Task to complete >> Go through the data below and copy each line where the word "助手募集の事件をクリアし" occurs.

Material for this task >>
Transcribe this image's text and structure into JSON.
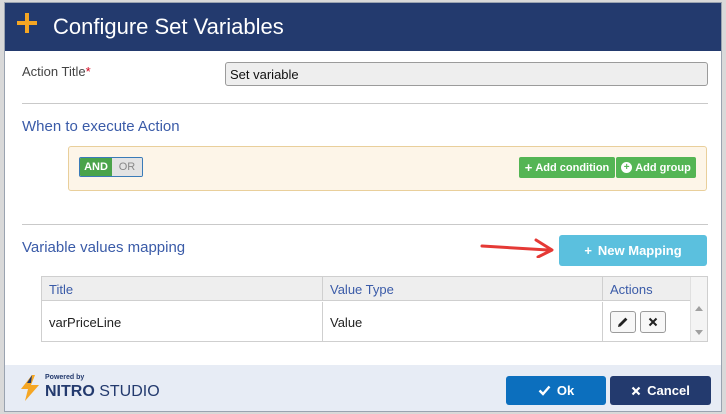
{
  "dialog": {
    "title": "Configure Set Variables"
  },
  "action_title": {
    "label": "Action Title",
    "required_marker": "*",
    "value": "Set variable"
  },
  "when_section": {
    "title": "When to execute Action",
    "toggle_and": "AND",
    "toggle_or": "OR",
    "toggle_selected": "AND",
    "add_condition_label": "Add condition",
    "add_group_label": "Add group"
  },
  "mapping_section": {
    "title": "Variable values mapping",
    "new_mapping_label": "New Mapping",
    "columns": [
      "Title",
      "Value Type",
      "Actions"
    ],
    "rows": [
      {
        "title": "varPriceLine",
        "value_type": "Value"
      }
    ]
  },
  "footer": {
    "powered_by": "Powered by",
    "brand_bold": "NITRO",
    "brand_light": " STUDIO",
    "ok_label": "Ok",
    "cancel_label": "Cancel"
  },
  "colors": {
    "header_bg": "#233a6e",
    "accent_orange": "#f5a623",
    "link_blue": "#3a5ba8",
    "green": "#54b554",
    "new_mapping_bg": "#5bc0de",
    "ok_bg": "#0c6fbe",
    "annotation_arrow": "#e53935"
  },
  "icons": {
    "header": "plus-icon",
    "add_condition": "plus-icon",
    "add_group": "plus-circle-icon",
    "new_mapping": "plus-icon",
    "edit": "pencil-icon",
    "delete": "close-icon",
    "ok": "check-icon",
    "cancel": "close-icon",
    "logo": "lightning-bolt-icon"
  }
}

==

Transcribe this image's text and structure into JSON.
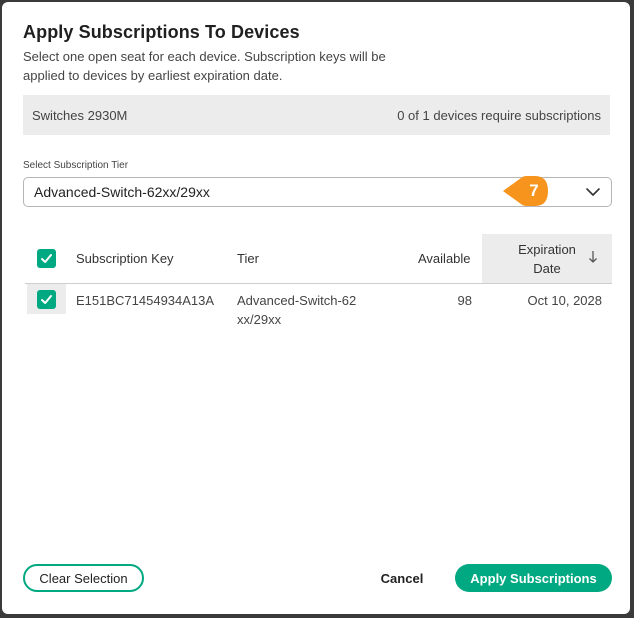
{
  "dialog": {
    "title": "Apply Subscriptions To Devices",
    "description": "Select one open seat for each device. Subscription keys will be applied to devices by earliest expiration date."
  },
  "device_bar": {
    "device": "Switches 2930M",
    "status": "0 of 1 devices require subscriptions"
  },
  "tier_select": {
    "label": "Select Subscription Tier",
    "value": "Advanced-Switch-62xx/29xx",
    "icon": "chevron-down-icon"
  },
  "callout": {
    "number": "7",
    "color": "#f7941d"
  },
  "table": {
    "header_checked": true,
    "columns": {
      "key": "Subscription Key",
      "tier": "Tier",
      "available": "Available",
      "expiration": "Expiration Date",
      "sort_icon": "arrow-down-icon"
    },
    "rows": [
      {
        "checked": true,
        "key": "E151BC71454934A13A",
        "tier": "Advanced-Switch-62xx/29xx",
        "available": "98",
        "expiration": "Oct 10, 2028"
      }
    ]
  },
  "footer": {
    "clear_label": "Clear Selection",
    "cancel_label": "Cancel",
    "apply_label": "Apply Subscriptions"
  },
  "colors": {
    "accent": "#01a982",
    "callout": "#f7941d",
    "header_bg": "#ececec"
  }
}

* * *

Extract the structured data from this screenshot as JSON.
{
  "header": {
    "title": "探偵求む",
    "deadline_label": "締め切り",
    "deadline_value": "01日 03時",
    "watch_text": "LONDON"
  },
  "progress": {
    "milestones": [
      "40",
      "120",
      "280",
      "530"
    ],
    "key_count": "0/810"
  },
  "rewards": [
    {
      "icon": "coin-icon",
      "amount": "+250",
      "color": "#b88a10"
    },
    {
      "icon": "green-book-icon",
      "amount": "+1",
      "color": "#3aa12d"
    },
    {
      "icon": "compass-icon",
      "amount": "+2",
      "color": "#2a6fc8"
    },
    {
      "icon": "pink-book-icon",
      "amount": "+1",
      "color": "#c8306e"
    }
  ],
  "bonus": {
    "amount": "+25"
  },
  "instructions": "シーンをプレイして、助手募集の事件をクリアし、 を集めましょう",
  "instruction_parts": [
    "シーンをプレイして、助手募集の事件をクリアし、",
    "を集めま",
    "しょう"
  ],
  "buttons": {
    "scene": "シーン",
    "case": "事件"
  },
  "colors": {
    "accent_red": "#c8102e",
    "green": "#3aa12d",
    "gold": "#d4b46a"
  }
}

Answer >>
  "instructions": "シーンをプレイして、助手募集の事件をクリアし、 を集めましょう",
    "シーンをプレイして、助手募集の事件をクリアし、",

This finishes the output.